As more and more brick and mortar businesses market themselves online, search engines (“gateways to the Internet”) have reacted by becoming more like an advertising platform and less like a simple directory. In fact, a few (Yahoo, MSN) have morphed into whole “portals” providing online users with options galore. Still, no one can deny the power of search which remains the #2 reason people go online behind checking email.
What hasn’t necessarily worked well to-date, however, is the online marketing of local-only businesses. The ‘Net is not necessarily conducive to finding a painter in Stony Point, New York.
Now, with the advent of new developments, some of the largest purveyors of search, namely Google and Overture, are out to change all that…and likely to take a financial bite out of their off-line informational counterparts along the way.
Will phone book yellow pages, direct mail, local radio and newspapers take a hit if search goes local? We’ve compiled the information surrounding this subject from Google and Overture localized testing to breakthroughs in geo-targeted search advertising to changes that can be made to your web site to optimize for localized search.
Google and Overture Lead Localized Search
Last month both Google and Overture released beta test versions of their geographic search solutions. Overture is currently testing localized search on its newly acquired property, AltaVista. It’s also testing a handful of geographically-specific advertisers. Overture’s local search demo allows users to enter a keyword and then the state, city, or zip code of the location they’re looking to pinpoint.

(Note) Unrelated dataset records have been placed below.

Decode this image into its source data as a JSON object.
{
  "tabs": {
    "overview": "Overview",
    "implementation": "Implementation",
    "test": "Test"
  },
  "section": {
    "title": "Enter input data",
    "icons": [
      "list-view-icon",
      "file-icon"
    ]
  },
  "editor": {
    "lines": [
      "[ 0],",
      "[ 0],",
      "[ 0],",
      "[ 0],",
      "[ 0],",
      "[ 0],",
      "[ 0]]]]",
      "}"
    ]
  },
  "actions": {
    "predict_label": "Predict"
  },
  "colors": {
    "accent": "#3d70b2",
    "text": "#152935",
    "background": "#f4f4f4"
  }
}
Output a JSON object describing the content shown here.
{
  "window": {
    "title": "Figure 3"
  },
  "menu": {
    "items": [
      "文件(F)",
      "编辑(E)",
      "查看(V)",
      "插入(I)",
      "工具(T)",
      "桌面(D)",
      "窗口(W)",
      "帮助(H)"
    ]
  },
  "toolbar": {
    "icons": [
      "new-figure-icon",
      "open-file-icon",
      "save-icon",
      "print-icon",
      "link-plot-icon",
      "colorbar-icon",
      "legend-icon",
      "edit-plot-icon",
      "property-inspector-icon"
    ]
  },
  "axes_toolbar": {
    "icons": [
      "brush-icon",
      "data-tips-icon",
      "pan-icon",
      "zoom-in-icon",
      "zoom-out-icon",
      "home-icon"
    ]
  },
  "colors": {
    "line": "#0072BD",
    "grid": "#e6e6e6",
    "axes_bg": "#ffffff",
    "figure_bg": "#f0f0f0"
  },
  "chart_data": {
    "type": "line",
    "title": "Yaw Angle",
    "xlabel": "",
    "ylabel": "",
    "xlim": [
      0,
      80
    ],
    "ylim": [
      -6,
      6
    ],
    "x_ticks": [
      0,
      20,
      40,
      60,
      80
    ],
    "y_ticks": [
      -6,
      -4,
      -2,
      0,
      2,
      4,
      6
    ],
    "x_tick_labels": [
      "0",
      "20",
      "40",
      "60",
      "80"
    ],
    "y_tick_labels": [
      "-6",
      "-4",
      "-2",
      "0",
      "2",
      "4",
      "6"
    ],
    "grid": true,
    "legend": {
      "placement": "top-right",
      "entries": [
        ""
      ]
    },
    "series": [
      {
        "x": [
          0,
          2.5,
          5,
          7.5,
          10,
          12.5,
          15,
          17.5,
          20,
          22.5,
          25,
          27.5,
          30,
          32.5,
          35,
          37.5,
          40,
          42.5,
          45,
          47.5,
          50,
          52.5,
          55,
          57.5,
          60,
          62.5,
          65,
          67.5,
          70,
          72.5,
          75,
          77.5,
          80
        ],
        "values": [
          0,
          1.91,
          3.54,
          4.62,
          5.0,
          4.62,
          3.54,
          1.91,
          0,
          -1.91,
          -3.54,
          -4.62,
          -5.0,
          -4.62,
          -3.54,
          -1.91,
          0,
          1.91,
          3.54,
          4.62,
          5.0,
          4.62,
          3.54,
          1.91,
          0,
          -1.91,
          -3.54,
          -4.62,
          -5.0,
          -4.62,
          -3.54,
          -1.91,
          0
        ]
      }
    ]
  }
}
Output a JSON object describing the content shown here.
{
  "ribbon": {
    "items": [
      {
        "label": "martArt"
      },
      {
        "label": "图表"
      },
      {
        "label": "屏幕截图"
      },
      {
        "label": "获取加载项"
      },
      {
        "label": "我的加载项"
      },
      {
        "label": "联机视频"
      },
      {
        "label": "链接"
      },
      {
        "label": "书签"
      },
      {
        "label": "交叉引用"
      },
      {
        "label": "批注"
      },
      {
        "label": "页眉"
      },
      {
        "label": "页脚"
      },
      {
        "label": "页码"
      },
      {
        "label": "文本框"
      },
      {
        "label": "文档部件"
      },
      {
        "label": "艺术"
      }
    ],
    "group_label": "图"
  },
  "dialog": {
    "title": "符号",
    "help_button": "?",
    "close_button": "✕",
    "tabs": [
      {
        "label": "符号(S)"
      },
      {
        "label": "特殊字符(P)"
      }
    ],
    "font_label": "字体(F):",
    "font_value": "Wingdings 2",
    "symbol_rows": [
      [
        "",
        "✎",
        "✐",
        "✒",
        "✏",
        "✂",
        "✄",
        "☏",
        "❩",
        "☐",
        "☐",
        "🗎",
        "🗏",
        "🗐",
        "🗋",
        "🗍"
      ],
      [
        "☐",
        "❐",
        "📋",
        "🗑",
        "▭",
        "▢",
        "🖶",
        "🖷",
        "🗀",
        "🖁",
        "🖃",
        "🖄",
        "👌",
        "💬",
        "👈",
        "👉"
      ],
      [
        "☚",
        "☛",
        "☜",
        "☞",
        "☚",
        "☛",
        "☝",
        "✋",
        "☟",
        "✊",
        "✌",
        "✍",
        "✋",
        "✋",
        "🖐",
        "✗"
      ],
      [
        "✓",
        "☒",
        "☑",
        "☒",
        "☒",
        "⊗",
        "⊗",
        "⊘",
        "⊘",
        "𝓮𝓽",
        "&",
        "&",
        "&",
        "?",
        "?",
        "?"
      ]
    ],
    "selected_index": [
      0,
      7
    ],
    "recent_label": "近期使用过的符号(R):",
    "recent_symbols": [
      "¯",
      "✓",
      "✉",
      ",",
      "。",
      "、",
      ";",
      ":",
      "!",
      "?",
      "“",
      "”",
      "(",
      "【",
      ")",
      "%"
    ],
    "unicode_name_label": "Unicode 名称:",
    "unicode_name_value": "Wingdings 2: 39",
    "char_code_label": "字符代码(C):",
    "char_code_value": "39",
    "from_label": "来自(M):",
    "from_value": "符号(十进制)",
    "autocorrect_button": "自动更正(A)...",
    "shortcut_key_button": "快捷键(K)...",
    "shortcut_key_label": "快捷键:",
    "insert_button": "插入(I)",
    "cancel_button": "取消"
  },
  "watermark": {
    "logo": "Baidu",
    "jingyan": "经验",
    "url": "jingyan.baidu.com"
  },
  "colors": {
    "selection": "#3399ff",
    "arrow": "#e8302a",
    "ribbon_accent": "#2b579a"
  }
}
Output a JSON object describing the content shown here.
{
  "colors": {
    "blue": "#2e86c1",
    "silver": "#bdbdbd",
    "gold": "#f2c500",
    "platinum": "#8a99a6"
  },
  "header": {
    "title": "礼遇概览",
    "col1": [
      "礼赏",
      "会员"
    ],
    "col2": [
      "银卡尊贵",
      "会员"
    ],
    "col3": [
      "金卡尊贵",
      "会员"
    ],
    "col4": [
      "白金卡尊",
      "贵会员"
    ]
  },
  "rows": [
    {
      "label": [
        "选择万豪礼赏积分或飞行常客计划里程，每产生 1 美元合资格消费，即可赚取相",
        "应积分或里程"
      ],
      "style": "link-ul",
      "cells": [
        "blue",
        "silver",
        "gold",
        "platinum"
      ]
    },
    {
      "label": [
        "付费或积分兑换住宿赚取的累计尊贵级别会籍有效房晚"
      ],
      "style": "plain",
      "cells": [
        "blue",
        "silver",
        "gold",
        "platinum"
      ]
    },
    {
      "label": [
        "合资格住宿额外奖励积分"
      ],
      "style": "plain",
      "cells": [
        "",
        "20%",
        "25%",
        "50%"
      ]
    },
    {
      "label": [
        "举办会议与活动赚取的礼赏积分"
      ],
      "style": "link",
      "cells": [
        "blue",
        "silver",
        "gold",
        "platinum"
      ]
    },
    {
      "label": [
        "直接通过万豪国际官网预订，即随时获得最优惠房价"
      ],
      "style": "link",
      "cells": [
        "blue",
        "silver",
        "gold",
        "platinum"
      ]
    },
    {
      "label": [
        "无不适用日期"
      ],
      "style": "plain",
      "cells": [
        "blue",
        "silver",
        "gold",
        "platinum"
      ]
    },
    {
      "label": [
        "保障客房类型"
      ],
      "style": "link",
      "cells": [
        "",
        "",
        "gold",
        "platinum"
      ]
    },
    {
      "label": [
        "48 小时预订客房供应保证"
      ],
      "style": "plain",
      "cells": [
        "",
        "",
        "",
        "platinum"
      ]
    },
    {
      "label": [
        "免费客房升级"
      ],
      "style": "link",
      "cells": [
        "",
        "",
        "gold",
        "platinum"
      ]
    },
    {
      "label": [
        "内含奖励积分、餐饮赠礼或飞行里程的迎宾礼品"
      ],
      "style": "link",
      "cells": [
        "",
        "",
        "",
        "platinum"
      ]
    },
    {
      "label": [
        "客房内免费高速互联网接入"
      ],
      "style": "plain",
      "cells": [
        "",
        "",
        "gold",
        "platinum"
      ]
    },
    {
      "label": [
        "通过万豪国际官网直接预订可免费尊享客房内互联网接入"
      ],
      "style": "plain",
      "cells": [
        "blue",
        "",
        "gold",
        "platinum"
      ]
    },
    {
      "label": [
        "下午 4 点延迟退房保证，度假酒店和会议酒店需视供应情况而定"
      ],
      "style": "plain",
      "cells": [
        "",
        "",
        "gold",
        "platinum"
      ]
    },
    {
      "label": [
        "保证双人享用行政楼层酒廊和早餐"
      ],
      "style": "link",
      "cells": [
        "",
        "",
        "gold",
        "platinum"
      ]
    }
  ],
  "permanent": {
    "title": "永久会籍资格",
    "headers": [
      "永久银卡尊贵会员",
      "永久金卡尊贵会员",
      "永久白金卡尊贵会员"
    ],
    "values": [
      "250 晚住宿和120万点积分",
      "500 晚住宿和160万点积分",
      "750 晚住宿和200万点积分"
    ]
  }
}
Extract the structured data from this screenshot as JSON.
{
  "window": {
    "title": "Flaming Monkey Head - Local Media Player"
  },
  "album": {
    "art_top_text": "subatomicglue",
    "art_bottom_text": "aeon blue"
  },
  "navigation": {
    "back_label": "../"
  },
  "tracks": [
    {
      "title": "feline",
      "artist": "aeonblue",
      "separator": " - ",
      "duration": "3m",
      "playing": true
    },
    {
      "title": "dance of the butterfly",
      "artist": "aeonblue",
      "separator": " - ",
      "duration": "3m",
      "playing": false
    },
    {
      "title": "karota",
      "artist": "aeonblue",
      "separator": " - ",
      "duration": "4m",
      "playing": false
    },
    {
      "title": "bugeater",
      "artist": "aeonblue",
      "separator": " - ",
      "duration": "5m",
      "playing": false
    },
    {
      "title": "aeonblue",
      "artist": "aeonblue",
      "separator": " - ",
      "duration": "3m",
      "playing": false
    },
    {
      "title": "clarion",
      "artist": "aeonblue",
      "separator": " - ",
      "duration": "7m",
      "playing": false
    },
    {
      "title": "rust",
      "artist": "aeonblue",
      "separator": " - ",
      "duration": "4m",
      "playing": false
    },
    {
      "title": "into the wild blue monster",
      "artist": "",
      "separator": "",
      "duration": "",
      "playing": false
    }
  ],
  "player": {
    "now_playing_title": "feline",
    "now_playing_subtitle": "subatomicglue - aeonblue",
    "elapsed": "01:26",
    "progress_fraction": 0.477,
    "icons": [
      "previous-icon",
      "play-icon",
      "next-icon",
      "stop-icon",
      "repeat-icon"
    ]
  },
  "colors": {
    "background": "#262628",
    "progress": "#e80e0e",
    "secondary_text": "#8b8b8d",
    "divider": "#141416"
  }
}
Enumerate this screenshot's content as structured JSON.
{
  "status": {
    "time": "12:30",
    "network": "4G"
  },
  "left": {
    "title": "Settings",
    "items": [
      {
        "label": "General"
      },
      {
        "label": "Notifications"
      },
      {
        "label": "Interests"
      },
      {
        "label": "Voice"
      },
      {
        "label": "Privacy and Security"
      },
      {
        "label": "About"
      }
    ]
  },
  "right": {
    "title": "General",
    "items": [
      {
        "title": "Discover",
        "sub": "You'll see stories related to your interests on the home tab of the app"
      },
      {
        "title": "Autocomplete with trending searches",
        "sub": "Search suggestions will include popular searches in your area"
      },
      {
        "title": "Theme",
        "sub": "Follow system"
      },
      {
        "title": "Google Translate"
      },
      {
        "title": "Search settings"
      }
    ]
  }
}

While Google’s local search (called “Search by Location”) is set up similarly, they have also partnered with MapQuest in order to be able to show local matches on a map. If you’re looking to get in a golf game around the Queenstown, MD area, a Google location search for “golf” and “Queenstown, MD” yields 326 results and maps 10 of them. Here are the Google Local Search results.
Google’s Search by Location reveals tidbits of how it generates its results, which include site content with zip codes, town names, and addresses. Notice the second listing on the above search resulst page is for a bed & breakfast. It “made the cut” because its site content aligned with the parameters of the search. If you are a local business that would benefit from these kinds of related searches, it seems it would behoove you to include keyword content not just related to your specific business.
Localized Search and Advertising Potential
While ads are currently missing from the current Google Search by location, don’t expect that to last forever. The ad dollar potential in mapping plus localized advertising is enormous. Google could get ad revenues from “mapped advertisers” in addition to pay-per-click Local AdWords, much as it does right now. Overture already estimates that local-search web advertising will be a $1 billion market by 2008. Not a bad chunk o’ change is it?
Clicking on either ad brings the user in seconds so much more information than a yellow pages or AAA travel book ad does. Plus, the advertiser could enhance the user experience by offering special coupons to be redeemed on location or any number of other promotions they couldn’t do otherwise because of limited space or time in other forms of localized advertising. Giving the searcher the ability to click directly to a web site is like giving them a yellow pages dedicated entirely to their own business
Optimizing Your Site For Local Search
Along with basic search engine optimization (SEO), if you have a geographically-specific business you should be looking at localized SEO as well. Things may change in how the search engines eventually refine their local search technology, but it can’t hurt to do a few simple things…and get a jump on your local competition.
1) Add your address in a prominent place on your web pages. Many sites use the very bottom of their pages for their address listings. Address location didn’t use to matter. Localized search may change all that, so consider including all or part of your address nearer to the top of your page.
2) Add city and state information to your meta and title tags.
3) Add local information to your site’s content. As demonstrated in our local golf search example, links to and information on other businesses and attractions in your town may end up helping to promote your own site.